_Task prompt_. Using the records that follow, copy every line containing the word "CMYK".
[Available data Boundary: Start]
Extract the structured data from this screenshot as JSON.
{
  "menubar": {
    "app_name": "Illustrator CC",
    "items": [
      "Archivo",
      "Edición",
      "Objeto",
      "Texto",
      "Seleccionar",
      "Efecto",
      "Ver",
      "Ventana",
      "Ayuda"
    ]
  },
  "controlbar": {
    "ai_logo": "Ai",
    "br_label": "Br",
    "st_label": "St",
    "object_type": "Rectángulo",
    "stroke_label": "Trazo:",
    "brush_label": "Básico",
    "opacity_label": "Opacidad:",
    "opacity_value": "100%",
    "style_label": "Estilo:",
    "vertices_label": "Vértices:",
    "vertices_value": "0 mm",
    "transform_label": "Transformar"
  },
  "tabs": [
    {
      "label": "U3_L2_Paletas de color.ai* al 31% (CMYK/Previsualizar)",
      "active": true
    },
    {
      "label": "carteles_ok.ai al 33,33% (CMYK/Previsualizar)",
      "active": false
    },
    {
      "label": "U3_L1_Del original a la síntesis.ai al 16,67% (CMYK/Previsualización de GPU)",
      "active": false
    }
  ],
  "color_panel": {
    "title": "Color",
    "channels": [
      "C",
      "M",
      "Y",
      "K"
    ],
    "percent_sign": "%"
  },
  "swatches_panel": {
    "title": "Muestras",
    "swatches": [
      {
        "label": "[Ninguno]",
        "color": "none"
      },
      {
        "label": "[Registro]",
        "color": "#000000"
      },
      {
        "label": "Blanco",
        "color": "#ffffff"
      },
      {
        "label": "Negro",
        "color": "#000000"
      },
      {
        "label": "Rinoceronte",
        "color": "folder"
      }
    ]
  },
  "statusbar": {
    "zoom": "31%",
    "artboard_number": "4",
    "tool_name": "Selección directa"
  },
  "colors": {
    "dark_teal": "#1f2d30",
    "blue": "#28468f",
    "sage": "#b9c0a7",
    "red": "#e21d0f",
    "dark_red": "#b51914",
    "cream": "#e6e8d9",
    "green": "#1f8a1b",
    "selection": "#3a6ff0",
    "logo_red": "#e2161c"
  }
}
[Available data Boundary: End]
_Reply_.
      "label": "U3_L2_Paletas de color.ai* al 31% (CMYK/Previsualizar)",
      "label": "carteles_ok.ai al 33,33% (CMYK/Previsualizar)",
      "label": "U3_L1_Del original a la síntesis.ai al 16,67% (CMYK/Previsualización de GPU)",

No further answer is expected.